Conference Paper

Homomorphisms of Multisource Trees into Networks with Applications to Metabolic Pathways

Georgia State Univ., Atlanta
DOI: 10.1109/BIBE.2007.4375587 Conference: Bioinformatics and Bioengineering, 2007. BIBE 2007. Proceedings of the 7th IEEE International Conference on
Source: IEEE Xplore


Network mapping is a convenient tool for comparing and exploring biological networks; it can be used for predicting unknown pathways, fast and meaningful searching of databases, and potentially establishing evolutionary relations. Unfortunately, existing tools for mapping paths into general networks (PathBlast) or trees into tree networks allowing gaps (MetaPathwayHunter) cannot handle large query pathways or complex networks. In this paper we consider homomorphisms, i.e., mappings allowing to map different enzymes from the query pathway into the same enzyme from the networks. Homomorphisms are more general than homeomorphism (allowing gaps) and easier to handle algorithmically. Our dynamic programming algorithm efficiently finds the minimum cost homomorphism from a multisource tree to directed acyclic graphs as well as general networks. We have performed pairwise mapping of all pathways for four organisms (E. coli, S. cerevisiae, B. subtilis and T. thermophilus species) and found a reasonably large set of statistically significant pathway similarities. Further analysis of our mappings identifies conserved pathways across examined species and indicates potential pathway holes in existing pathway descriptions.

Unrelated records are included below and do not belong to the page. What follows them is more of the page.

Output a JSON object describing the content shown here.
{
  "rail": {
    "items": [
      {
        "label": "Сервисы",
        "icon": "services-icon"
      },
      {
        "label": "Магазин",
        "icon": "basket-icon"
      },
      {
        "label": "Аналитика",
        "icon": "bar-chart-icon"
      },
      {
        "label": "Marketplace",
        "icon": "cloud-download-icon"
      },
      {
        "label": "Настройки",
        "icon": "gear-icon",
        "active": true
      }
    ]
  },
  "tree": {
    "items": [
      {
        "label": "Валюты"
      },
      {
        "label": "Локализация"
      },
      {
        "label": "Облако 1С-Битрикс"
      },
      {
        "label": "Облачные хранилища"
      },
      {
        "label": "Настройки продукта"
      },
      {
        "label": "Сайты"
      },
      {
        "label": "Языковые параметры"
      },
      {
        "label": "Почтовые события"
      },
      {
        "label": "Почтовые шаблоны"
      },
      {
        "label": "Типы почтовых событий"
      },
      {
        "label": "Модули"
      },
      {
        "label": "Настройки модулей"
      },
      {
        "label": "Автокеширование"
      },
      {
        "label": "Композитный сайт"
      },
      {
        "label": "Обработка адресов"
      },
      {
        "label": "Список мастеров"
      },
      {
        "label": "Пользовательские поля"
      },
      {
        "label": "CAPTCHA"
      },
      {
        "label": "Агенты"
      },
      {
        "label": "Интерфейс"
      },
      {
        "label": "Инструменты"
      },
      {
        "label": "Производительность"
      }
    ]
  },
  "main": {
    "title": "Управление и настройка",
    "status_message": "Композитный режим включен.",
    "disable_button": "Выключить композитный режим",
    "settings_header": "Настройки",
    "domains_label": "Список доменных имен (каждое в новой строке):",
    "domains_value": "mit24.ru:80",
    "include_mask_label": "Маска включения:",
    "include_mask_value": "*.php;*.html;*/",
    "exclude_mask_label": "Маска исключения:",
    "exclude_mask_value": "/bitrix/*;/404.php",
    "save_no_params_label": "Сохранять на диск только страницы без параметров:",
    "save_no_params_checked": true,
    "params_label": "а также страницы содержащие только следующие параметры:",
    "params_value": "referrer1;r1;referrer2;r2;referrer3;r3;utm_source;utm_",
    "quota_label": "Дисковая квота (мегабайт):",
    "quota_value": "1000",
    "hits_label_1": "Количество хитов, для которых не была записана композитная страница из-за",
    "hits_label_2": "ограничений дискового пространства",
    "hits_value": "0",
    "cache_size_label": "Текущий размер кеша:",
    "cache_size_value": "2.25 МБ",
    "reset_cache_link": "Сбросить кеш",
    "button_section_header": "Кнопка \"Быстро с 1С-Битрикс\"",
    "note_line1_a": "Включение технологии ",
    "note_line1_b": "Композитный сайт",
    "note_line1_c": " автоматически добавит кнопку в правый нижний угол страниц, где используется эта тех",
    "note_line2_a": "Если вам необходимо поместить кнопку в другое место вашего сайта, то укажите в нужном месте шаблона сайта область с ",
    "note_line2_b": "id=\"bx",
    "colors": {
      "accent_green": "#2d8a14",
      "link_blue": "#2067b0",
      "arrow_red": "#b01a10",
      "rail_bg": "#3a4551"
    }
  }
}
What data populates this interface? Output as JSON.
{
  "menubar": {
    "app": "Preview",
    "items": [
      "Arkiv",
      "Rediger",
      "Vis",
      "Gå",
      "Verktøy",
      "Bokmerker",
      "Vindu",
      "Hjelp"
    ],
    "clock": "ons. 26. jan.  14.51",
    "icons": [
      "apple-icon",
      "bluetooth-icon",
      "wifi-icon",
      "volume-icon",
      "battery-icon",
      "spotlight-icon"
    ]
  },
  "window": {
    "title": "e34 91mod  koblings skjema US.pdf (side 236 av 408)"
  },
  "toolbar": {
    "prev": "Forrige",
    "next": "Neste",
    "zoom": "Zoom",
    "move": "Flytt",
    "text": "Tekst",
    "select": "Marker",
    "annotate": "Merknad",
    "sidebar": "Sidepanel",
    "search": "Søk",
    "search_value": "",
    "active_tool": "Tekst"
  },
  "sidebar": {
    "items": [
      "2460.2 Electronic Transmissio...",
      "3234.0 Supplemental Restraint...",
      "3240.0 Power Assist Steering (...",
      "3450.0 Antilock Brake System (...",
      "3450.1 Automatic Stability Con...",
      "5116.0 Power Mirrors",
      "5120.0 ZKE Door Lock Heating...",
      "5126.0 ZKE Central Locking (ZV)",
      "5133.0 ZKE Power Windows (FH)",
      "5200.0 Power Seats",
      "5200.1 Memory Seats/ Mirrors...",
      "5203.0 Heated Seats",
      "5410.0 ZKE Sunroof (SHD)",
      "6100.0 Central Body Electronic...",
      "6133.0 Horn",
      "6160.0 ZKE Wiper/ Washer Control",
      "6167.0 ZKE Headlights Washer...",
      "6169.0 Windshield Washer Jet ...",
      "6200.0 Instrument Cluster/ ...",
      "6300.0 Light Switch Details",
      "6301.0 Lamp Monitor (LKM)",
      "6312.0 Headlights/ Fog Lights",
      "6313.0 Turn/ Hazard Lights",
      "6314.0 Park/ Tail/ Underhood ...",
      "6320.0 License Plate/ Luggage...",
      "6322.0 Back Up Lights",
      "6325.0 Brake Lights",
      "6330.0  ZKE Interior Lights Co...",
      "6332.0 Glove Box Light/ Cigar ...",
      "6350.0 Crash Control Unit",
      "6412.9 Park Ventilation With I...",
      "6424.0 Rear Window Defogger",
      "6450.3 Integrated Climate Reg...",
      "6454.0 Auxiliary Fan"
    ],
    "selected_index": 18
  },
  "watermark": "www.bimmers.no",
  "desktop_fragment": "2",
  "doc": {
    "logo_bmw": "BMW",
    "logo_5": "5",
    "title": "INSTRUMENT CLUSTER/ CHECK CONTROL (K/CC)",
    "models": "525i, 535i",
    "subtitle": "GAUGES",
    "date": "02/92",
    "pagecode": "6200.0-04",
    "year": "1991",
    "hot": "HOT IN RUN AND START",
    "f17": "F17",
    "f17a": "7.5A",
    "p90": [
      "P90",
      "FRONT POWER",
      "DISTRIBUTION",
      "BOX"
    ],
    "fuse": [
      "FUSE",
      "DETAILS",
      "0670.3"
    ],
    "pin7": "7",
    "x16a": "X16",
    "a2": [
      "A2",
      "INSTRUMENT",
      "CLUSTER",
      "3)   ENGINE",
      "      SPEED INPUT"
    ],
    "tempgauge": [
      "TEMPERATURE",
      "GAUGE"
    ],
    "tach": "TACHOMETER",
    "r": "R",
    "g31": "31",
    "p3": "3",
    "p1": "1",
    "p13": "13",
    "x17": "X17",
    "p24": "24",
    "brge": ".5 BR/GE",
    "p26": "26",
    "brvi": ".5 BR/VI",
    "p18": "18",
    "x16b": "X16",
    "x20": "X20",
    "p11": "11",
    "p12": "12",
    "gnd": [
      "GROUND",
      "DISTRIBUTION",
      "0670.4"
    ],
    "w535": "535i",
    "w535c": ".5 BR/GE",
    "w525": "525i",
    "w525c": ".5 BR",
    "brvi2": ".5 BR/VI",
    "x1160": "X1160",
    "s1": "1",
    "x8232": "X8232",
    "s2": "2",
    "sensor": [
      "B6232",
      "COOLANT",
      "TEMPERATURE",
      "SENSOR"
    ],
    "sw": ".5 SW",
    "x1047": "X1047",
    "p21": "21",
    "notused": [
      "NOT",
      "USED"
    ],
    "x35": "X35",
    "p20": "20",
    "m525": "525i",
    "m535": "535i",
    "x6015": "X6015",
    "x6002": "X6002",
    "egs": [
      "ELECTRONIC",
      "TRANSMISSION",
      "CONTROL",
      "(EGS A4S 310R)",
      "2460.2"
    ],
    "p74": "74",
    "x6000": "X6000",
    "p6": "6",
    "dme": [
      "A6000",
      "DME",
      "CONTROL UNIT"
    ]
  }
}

Download full-text


Available from: A. Zelikovsky
  • Source
    • "Their graph matching allows to delete disassociated vertices or induced subnetwork in query network and then aligns its remainder to target network by subgraph isomorphism. Papers [6] [7] consider network alignment of metabolic pathways without vertex deletion. A polynomial-time algorithm for mapping tree pattern into an arbitrary text is proposed. "
    [Show abstract] [Hide abstract]
    ABSTRACT: Abstract Network alignments,are extensively used for compar- ing, exploring, and predicting biological networks. Exist- ing alignment tools are mostly based on isomorphic and homeomorphic,embedding,and require solving a problem that is NP-complete even when searching a match for a tree in acyclic networks. On the other hand, if the mapping of different nodes from the query network (pattern) into the same node from the text network is allowed, then trees can be optimally mapped,into arbitrary networks in polynomial time. In this paper we present the first polynomial-time algo- rithm for finding the best matching pair consisting of a sub- tree in a given tree pattern and a subgraph,in a given text (represented by an arbitrary network) when both insertions and deletions of degree-2 vertices are allowed on any path. Our dynamic programming,algorithm is an order of magni- tude faster than the previous network alignment algorithm when deletions are forbidden. The algorithm has been also generalized to pattern networks with cycles: with a modest increase in runtime it can handle patterns with the limited vertex feedback set. We have applied our algorithm to matching,metabolic pathways of four organisms (E. coli, S. cerevisiae, B. sub- tilis and T. thermophilus species) and found a reasonably large set of statistically significant alignments. We show advantages,of allowing pattern vertex deletions and give an example validating biological relevance of the pathway alignment.
    Full-text · Conference Paper · Jan 2008
  • Source
    [Show abstract] [Hide abstract]
    ABSTRACT: The network-mapping tool integrated with protein database search can be used for filling pathway holes. A metabolic pathway under consideration (pattern) is mapped into a known metabolic pathway (text), to find pathway holes. Enzymes that do not show up in the pattern may be a hole in the pattern pathway or an indication of alternative pattern pathway. We present a data-mining framework for filling holes in the pattern metabolic pathway based on protein function, prosite scan and protein sequence homology. Using this framework we suggest several fillings found with the same EC notation, with group neighbors (enzymes with same EC number in first three positions, different in the fourth position), and instances where the function of an enzyme has been taken up by the left or right neighboring enzyme in the pathway. The percentile scores are better when closely related organisms are mapped as compared to mapping distantly related organisms.
    Preview · Article ·
  • Source
    [Show abstract] [Hide abstract]
    ABSTRACT: Network mappings has been commonly applied on it to detect con- served subnetworks across species in biological network. Our previous work fo- cused on finding best mapping of pattern graph to text graph in which vertices in the image of pattern graph are allowed to be deleted (1),(2). Arising from the requirement of allowing deleting pattern vertices in mapping, we reformulate the graph comparison problem to be the one of a homo-home morphism mapping among arbitrary graphs and further analyze and compare our work with previous ones.
    Full-text · Article ·
Show more

We use cookies to give you the best possible experience on ResearchGate. Read our cookies policy to learn more.